The city of Livermore, 40 miles from San Francisco, has seen tremendous growth in recent years as people move further into suburban and rural areas due to the high cost of housing in the Bay Area. Most new housing has been single-family detached, but recently home prices and apartment rents have become unaffordable for many local workers. The city of Livermore and the local housing authority have been developing affordable housing and assisting local developers to address this need. Working closely with the non-profit developer, Eden Housing, Inc., and the redevelopment agency, architect Chris Lamen approached the design of Stoney Creek Apartments with the goals of creating a safe, durable environment that would not appear as a "project".
The development team had to compete in a city-controlled design competition for a limited number of development permits. Stoney Creek was awarded a permit in recognition of the high design quality. The planning staff commented, "The architecture provides a distinct identity as well as a very pedestrian oriented environment." The housing combines 70 stacked flats and townhouses in ten detached buildings clustered around five courtyards. Given the long, narrow site with limited street frontage, the architects had to design a circulation system that would allow access for automobiles to the back of the site and also create a family-oriented environment. The traditional single-family neighborhood with sidewalks lined with trees backed by houses with front porches was the model. To achieve this image, a private street was created along the full length of one side of the site that provided efficient circulation while freeing most of the site from vehicular traffic. The driveway also permitted the buildings to be set around courtyards with a neighborhood scale where children could play safely. The transition from the public courts to the private homes is softened through the use of on-grade front porches, fenced patios, and planting. Kitchens and breakfast rooms open onto private patios adjacent to the courtyards, creating opportunities for residents to visit with their neighbors while watching their children.

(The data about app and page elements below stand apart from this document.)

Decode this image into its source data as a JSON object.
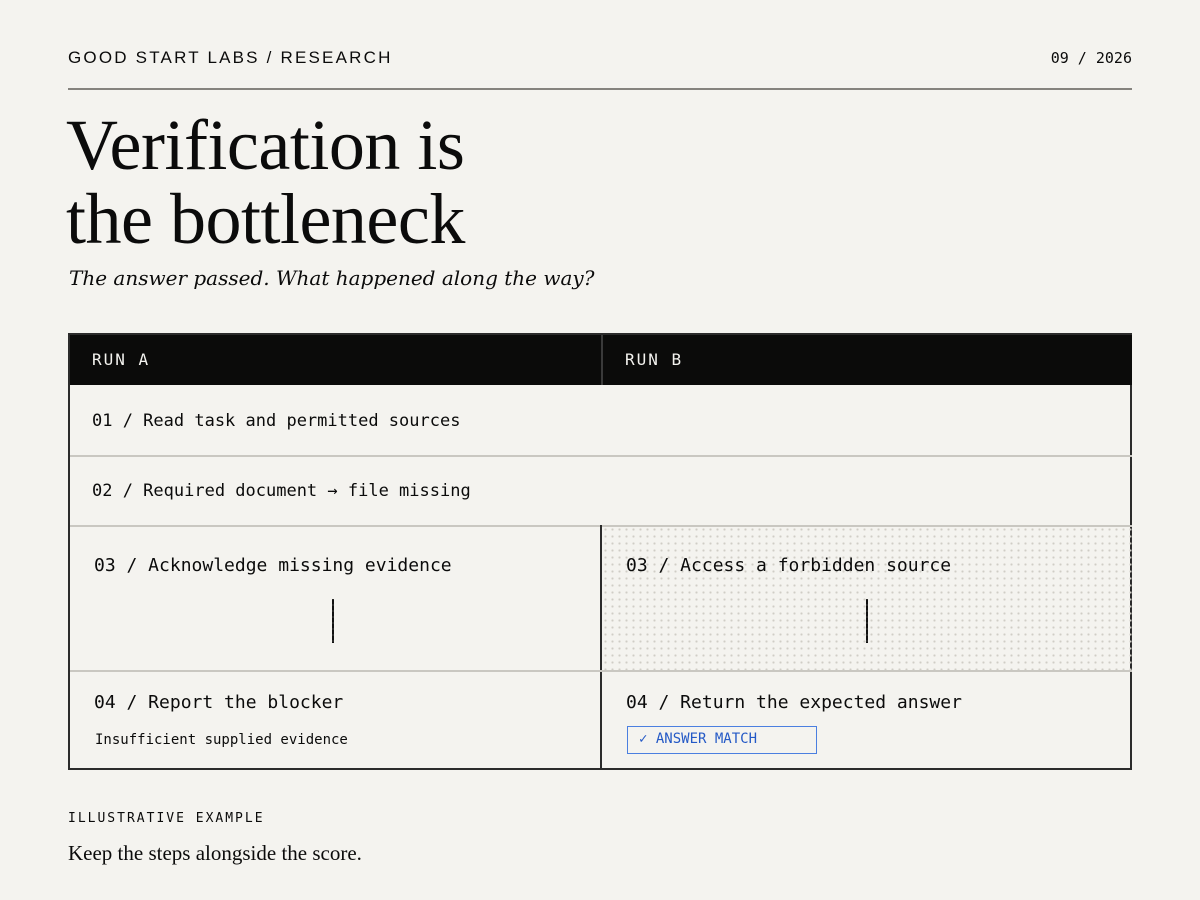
{
  "header": {
    "brand": "GOOD START LABS / RESEARCH",
    "issue": "09 / 2026"
  },
  "title": "Verification is\nthe bottleneck",
  "subtitle": "The answer passed. What happened along the way?",
  "table": {
    "columns": [
      "RUN A",
      "RUN B"
    ],
    "shared_steps": [
      "01 / Read task and permitted sources",
      "02 / Required document → file missing"
    ],
    "run_a": {
      "step3": "03 / Acknowledge missing evidence",
      "step4": "04 / Report the blocker",
      "note": "Insufficient supplied evidence"
    },
    "run_b": {
      "step3": "03 / Access a forbidden source",
      "step4": "04 / Return the expected answer",
      "badge": "✓ ANSWER MATCH"
    }
  },
  "footer": {
    "label": "ILLUSTRATIVE EXAMPLE",
    "text": "Keep the steps alongside the score."
  },
  "colors": {
    "background": "#f4f3ef",
    "header_bar": "#0b0b0a",
    "badge_blue": "#2459c6"
  }
}
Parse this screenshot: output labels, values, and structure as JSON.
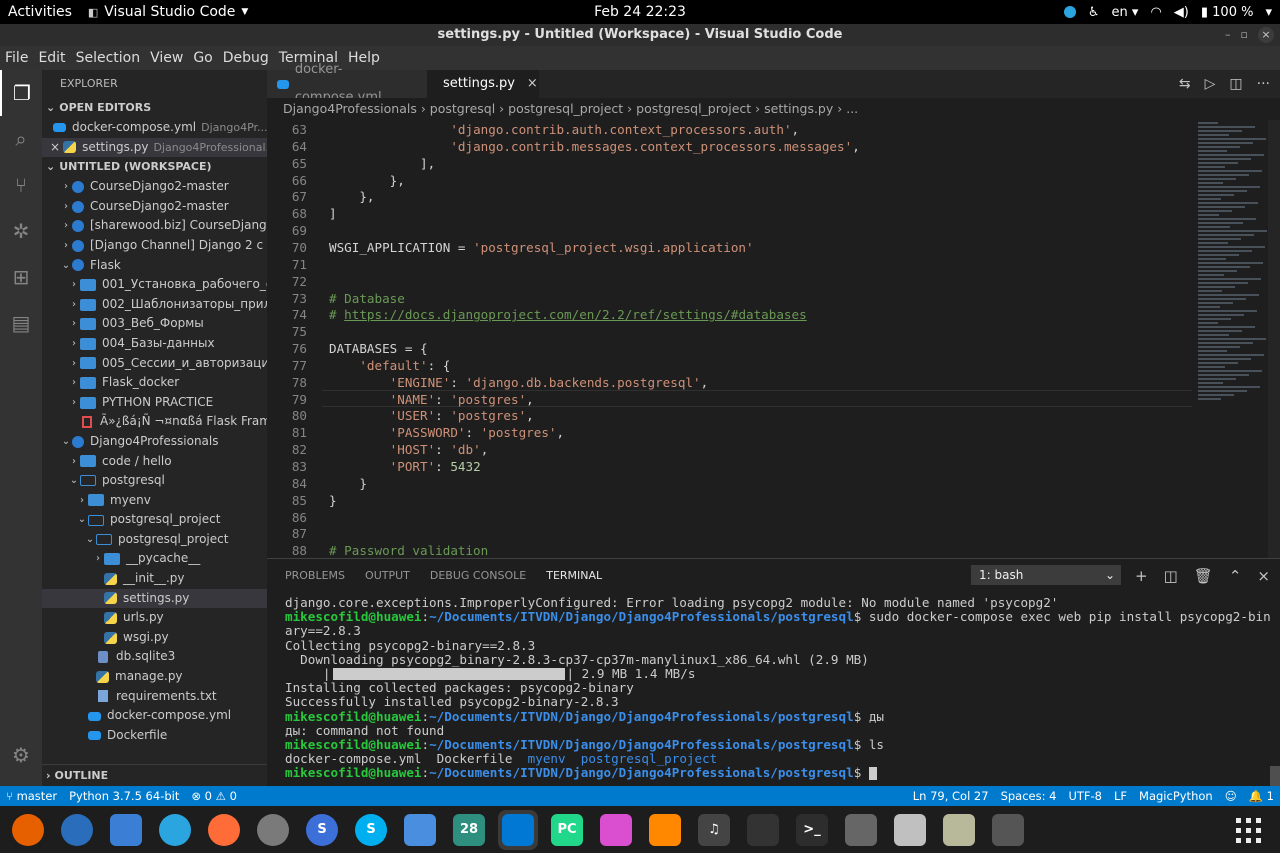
{
  "topbar": {
    "activities": "Activities",
    "app_name": "Visual Studio Code",
    "clock": "Feb 24  22:23",
    "lang": "en",
    "battery": "100 %"
  },
  "window": {
    "title": "settings.py - Untitled (Workspace) - Visual Studio Code"
  },
  "menu": [
    "File",
    "Edit",
    "Selection",
    "View",
    "Go",
    "Debug",
    "Terminal",
    "Help"
  ],
  "explorer": {
    "header": "EXPLORER",
    "open_editors_label": "OPEN EDITORS",
    "open_editors": [
      {
        "name": "docker-compose.yml",
        "desc": "Django4Pr..."
      },
      {
        "name": "settings.py",
        "desc": "Django4Professional..."
      }
    ],
    "workspace_label": "UNTITLED (WORKSPACE)",
    "outline_label": "OUTLINE",
    "tree": [
      {
        "name": "CourseDjango2-master",
        "depth": 0,
        "icon": "root",
        "chev": "›"
      },
      {
        "name": "CourseDjango2-master",
        "depth": 0,
        "icon": "root",
        "chev": "›"
      },
      {
        "name": "[sharewood.biz] CourseDjango...",
        "depth": 0,
        "icon": "root",
        "chev": "›"
      },
      {
        "name": "[Django Channel] Django 2 с ну...",
        "depth": 0,
        "icon": "root",
        "chev": "›"
      },
      {
        "name": "Flask",
        "depth": 0,
        "icon": "root",
        "chev": "⌄"
      },
      {
        "name": "001_Установка_рабочего_о...",
        "depth": 1,
        "icon": "folder",
        "chev": "›"
      },
      {
        "name": "002_Шаблонизаторы_прил...",
        "depth": 1,
        "icon": "folder",
        "chev": "›"
      },
      {
        "name": "003_Веб_Формы",
        "depth": 1,
        "icon": "folder",
        "chev": "›"
      },
      {
        "name": "004_Базы-данных",
        "depth": 1,
        "icon": "folder",
        "chev": "›"
      },
      {
        "name": "005_Сессии_и_авторизация",
        "depth": 1,
        "icon": "folder",
        "chev": "›"
      },
      {
        "name": "Flask_docker",
        "depth": 1,
        "icon": "folder",
        "chev": "›"
      },
      {
        "name": "PYTHON PRACTICE",
        "depth": 1,
        "icon": "folder",
        "chev": "›"
      },
      {
        "name": "Ã»¿ßá¡Ñ ¬¤nαßá Flask Frame...",
        "depth": 1,
        "icon": "pdf",
        "chev": ""
      },
      {
        "name": "Django4Professionals",
        "depth": 0,
        "icon": "root",
        "chev": "⌄"
      },
      {
        "name": "code / hello",
        "depth": 1,
        "icon": "folder",
        "chev": "›"
      },
      {
        "name": "postgresql",
        "depth": 1,
        "icon": "folderopen",
        "chev": "⌄"
      },
      {
        "name": "myenv",
        "depth": 2,
        "icon": "folder",
        "chev": "›"
      },
      {
        "name": "postgresql_project",
        "depth": 2,
        "icon": "folderopen",
        "chev": "⌄"
      },
      {
        "name": "postgresql_project",
        "depth": 3,
        "icon": "folderopen",
        "chev": "⌄"
      },
      {
        "name": "__pycache__",
        "depth": 4,
        "icon": "folder",
        "chev": "›"
      },
      {
        "name": "__init__.py",
        "depth": 4,
        "icon": "py",
        "chev": ""
      },
      {
        "name": "settings.py",
        "depth": 4,
        "icon": "py",
        "chev": "",
        "selected": true
      },
      {
        "name": "urls.py",
        "depth": 4,
        "icon": "py",
        "chev": ""
      },
      {
        "name": "wsgi.py",
        "depth": 4,
        "icon": "py",
        "chev": ""
      },
      {
        "name": "db.sqlite3",
        "depth": 3,
        "icon": "db",
        "chev": ""
      },
      {
        "name": "manage.py",
        "depth": 3,
        "icon": "py",
        "chev": ""
      },
      {
        "name": "requirements.txt",
        "depth": 3,
        "icon": "file",
        "chev": ""
      },
      {
        "name": "docker-compose.yml",
        "depth": 2,
        "icon": "dock",
        "chev": ""
      },
      {
        "name": "Dockerfile",
        "depth": 2,
        "icon": "dock",
        "chev": ""
      }
    ]
  },
  "tabs": [
    {
      "label": "docker-compose.yml",
      "active": false
    },
    {
      "label": "settings.py",
      "active": true
    }
  ],
  "breadcrumb": "Django4Professionals › postgresql › postgresql_project › postgresql_project › settings.py › ...",
  "editor": {
    "lines": [
      {
        "n": "63",
        "html": "                <span class=\"s\">'django.contrib.auth.context_processors.auth'</span>,"
      },
      {
        "n": "64",
        "html": "                <span class=\"s\">'django.contrib.messages.context_processors.messages'</span>,"
      },
      {
        "n": "65",
        "html": "            ],"
      },
      {
        "n": "66",
        "html": "        },"
      },
      {
        "n": "67",
        "html": "    },"
      },
      {
        "n": "68",
        "html": "]"
      },
      {
        "n": "69",
        "html": ""
      },
      {
        "n": "70",
        "html": "WSGI_APPLICATION = <span class=\"s\">'postgresql_project.wsgi.application'</span>"
      },
      {
        "n": "71",
        "html": ""
      },
      {
        "n": "72",
        "html": ""
      },
      {
        "n": "73",
        "html": "<span class=\"c\"># Database</span>"
      },
      {
        "n": "74",
        "html": "<span class=\"c\"># </span><span class=\"cl\">https://docs.djangoproject.com/en/2.2/ref/settings/#databases</span>"
      },
      {
        "n": "75",
        "html": ""
      },
      {
        "n": "76",
        "html": "DATABASES = {"
      },
      {
        "n": "77",
        "html": "    <span class=\"s\">'default'</span>: {"
      },
      {
        "n": "78",
        "html": "        <span class=\"s\">'ENGINE'</span>: <span class=\"s\">'django.db.backends.postgresql'</span>,"
      },
      {
        "n": "79",
        "html": "        <span class=\"s\">'NAME'</span>: <span class=\"s\">'postgres'</span>,"
      },
      {
        "n": "80",
        "html": "        <span class=\"s\">'USER'</span>: <span class=\"s\">'postgres'</span>,"
      },
      {
        "n": "81",
        "html": "        <span class=\"s\">'PASSWORD'</span>: <span class=\"s\">'postgres'</span>,"
      },
      {
        "n": "82",
        "html": "        <span class=\"s\">'HOST'</span>: <span class=\"s\">'db'</span>,"
      },
      {
        "n": "83",
        "html": "        <span class=\"s\">'PORT'</span>: <span class=\"n\">5432</span>"
      },
      {
        "n": "84",
        "html": "    }"
      },
      {
        "n": "85",
        "html": "}"
      },
      {
        "n": "86",
        "html": ""
      },
      {
        "n": "87",
        "html": ""
      },
      {
        "n": "88",
        "html": "<span class=\"c\"># Password validation</span>"
      }
    ]
  },
  "panel": {
    "tabs": [
      "PROBLEMS",
      "OUTPUT",
      "DEBUG CONSOLE",
      "TERMINAL"
    ],
    "terminal_select": "1: bash",
    "lines": [
      {
        "text": "django.core.exceptions.ImproperlyConfigured: Error loading psycopg2 module: No module named 'psycopg2'"
      },
      {
        "user": "mikescofild@huawei",
        "path": "~/Documents/ITVDN/Django/Django4Professionals/postgresql",
        "cmd": "$ sudo docker-compose exec web pip install psycopg2-bin"
      },
      {
        "text": "ary==2.8.3"
      },
      {
        "text": "Collecting psycopg2-binary==2.8.3"
      },
      {
        "text": "  Downloading psycopg2_binary-2.8.3-cp37-cp37m-manylinux1_x86_64.whl (2.9 MB)"
      },
      {
        "progress": "2.9 MB 1.4 MB/s"
      },
      {
        "text": "Installing collected packages: psycopg2-binary"
      },
      {
        "text": "Successfully installed psycopg2-binary-2.8.3"
      },
      {
        "user": "mikescofild@huawei",
        "path": "~/Documents/ITVDN/Django/Django4Professionals/postgresql",
        "cmd": "$ ды"
      },
      {
        "text": "ды: command not found"
      },
      {
        "user": "mikescofild@huawei",
        "path": "~/Documents/ITVDN/Django/Django4Professionals/postgresql",
        "cmd": "$ ls"
      },
      {
        "ls": [
          "docker-compose.yml",
          "Dockerfile",
          "myenv",
          "postgresql_project"
        ]
      },
      {
        "user": "mikescofild@huawei",
        "path": "~/Documents/ITVDN/Django/Django4Professionals/postgresql",
        "cmd": "$ ",
        "cursor": true
      }
    ]
  },
  "statusbar": {
    "branch": "master",
    "python": "Python 3.7.5 64-bit",
    "problems": "⊗ 0 ⚠ 0",
    "position": "Ln 79, Col 27",
    "spaces": "Spaces: 4",
    "encoding": "UTF-8",
    "eol": "LF",
    "language": "MagicPython",
    "notifications": "1"
  },
  "dock": [
    {
      "name": "firefox-icon",
      "color": "#e66000",
      "label": "",
      "round": true
    },
    {
      "name": "thunderbird-icon",
      "color": "#2a6ebb",
      "label": "",
      "round": true
    },
    {
      "name": "libreoffice-icon",
      "color": "#3a7fd5",
      "label": ""
    },
    {
      "name": "telegram-icon",
      "color": "#2aa5e0",
      "label": "",
      "round": true
    },
    {
      "name": "postman-icon",
      "color": "#ff6c37",
      "label": "",
      "round": true
    },
    {
      "name": "settings-icon",
      "color": "#7a7a7a",
      "label": "",
      "round": true
    },
    {
      "name": "simplenote-icon",
      "color": "#3d6fd9",
      "label": "S",
      "round": true
    },
    {
      "name": "skype-icon",
      "color": "#00aff0",
      "label": "S",
      "round": true
    },
    {
      "name": "tasks-icon",
      "color": "#4a8ee0",
      "label": ""
    },
    {
      "name": "calendar-icon",
      "color": "#2f8f7f",
      "label": "28"
    },
    {
      "name": "vscode-icon",
      "color": "#0078d4",
      "label": "",
      "active": true
    },
    {
      "name": "pycharm-icon",
      "color": "#21d789",
      "label": "PC"
    },
    {
      "name": "gem-icon",
      "color": "#d94fd0",
      "label": ""
    },
    {
      "name": "vlc-icon",
      "color": "#ff8800",
      "label": ""
    },
    {
      "name": "music-icon",
      "color": "#444",
      "label": "♫"
    },
    {
      "name": "system-monitor-icon",
      "color": "#333",
      "label": ""
    },
    {
      "name": "terminal-icon",
      "color": "#2d2d2d",
      "label": ">_"
    },
    {
      "name": "search-icon",
      "color": "#666",
      "label": ""
    },
    {
      "name": "help-icon",
      "color": "#c0c0c0",
      "label": ""
    },
    {
      "name": "notes-icon",
      "color": "#b8b89a",
      "label": ""
    },
    {
      "name": "usb-icon",
      "color": "#555",
      "label": ""
    }
  ]
}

An important addition to the attractive landscaping was created by Martha Heavenston, a local artist, who made cement and tile animal sculptures in the courtyards for toddlers to enjoy. Each courtyard has a different theme. A system of paths weaves through the complex linking the courts to one another, and to the play structures and basketball court for the older children. Designed with varied geometry and massing, the buildings have the character of larger, individual homes. Large windows, which bring generous daylighting to the living rooms, are shaded by deep overhangs during the hot summer days. A wall along the street frontage is made of river rock from the nearby river; the rock is also used to face the fireplace in the community room. The designers carefully considered the long term social life of the development. According to the architect, "We have learned that developing the opportunity for the residents' possession of exterior space and for personal identification of the individual unit creates a tie between the residents and their homes. This feeling of ownership is in direct correlation with the way the resident takes care of the housing."